  8. I love the portability of my air, but I have a desktop at work that balances it out. I think power wise you'll be fine with a newer model 13" air, and they have the best battery life of the lineup. I would personally invest in a good monitor for work/home so you have a bigger screen to work on when you need it. I use dual 24" monitors at work and love the room for writing and analysis- I can tile 4 full size documents easily.
  9. That's one of the reasons older macs were so reliable- they tended to use server grade components as opposed to, as you say, Costco grade. The benefit of an apple refurbished one is that it comes with the same warranty as a new one- a lot of other places can't (or won't) do the same.
  10. The only things like this I would add to my CV are those that I consider particularly applicable. For me, this pretty much boils down to pedagogy courses (since I'm in the SLAC market). So when I take a short course or MOOC on, say, integrating research into the undergraduate curriculum, it goes onto my CV under professional development, and shows that I'm making an effort to grow and keep current in pedagogical strategies. It's the same heading I put in-person workshops and short courses under.
  11. I think you're over-generalizing what "most" people do in the sciences. In my current Chemistry department, it's about a 50:50 split, with the edge slightly to Macs. In my graduate chemistry department, it was slightly more Macs than PCs. In the bio programs I collaborate with, Macs are more common than PCs. In my current school's Science division as a whole, there are definitely more Macs than PCs. There are definitely Mac/PC issues in Office, but that's why people upthread are recommending that the OP wait and see what their research group uses. For instance, when I started grad school I had a PC, and had to switch to Mac because that was the prevalent OS. As to some of your more direct comparisons, keep this in mind: You can run Windows on a Mac, but (for the most part) you can't run OSX on a PC. Technically, that makes getting a Mac the "safer" bet if you don't know what colleagues will be using, since you can always take your Mac, install Windows, and remove any potential compatibility issues.

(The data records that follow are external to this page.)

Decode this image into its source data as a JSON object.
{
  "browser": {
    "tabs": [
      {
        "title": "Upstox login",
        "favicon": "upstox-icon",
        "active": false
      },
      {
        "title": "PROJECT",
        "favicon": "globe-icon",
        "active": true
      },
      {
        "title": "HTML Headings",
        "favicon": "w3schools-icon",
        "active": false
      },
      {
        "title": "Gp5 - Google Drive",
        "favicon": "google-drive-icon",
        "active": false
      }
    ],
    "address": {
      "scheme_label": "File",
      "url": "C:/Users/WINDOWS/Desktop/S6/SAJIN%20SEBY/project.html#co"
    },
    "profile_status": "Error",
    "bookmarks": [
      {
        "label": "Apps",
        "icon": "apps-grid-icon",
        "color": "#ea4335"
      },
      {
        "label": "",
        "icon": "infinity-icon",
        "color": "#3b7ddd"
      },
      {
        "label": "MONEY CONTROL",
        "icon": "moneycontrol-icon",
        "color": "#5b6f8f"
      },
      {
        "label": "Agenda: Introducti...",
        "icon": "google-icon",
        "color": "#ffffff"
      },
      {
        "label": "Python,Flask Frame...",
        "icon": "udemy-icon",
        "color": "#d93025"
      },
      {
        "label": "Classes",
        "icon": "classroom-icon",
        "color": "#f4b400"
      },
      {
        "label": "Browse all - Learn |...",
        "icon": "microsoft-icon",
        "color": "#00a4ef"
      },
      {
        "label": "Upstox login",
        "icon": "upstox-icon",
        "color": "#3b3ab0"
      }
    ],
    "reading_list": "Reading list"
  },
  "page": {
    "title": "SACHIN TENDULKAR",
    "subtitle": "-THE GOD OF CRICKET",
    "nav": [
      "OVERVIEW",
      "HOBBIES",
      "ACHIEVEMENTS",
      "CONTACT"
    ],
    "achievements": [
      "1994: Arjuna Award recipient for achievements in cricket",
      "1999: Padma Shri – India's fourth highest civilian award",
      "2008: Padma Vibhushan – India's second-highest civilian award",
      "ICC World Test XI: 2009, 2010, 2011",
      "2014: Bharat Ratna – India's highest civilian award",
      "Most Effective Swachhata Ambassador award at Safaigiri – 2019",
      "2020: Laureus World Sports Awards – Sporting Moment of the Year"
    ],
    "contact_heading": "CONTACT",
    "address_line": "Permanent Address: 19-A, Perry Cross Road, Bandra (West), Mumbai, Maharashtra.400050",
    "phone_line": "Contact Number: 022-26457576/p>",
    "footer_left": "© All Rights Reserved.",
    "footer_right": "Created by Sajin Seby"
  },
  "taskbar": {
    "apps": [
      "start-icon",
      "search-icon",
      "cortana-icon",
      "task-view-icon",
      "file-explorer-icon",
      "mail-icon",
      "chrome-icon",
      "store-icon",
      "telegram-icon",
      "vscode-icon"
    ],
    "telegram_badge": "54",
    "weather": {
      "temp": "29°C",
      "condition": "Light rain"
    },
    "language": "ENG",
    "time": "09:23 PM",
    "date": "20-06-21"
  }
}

  12. But the vast majority of computers can do that. My 2010 MacBook Air can run multiple tabs of research papers easily while I'm writing. That's kinda my point. The average computer now is built for doing high res 3D modeling, when the average user is, well, reading lots of websites and writing things.
  13. That's not really how typical scores work. Rarely are they taken as an important criteria in a case like yours (great letters, good research experience) unless they're below a hard cutoff set by the school.
  14. Are the GRE scores you're seeing cutoffs, or typical scores? They're very different things for what you're asking. Minimums are things below which the graduate school will not admit a student without an exemption- typical scores are just what the average student usually has.
  15. Not guaranteed, but highly increased likelihood. Most admission committees will forward applicants to faculty they feel like would be the best fit, and see if there's strong interest. A department can go against minimum scores for the school, but it requires a lot of political capital- they have to not just want you, but want you enough to fight for you. That said, school minimums are usually pretty low. As long as you stay above a 3.0, you should be OK there- and I don't know any schools that set GRE minimums offhand.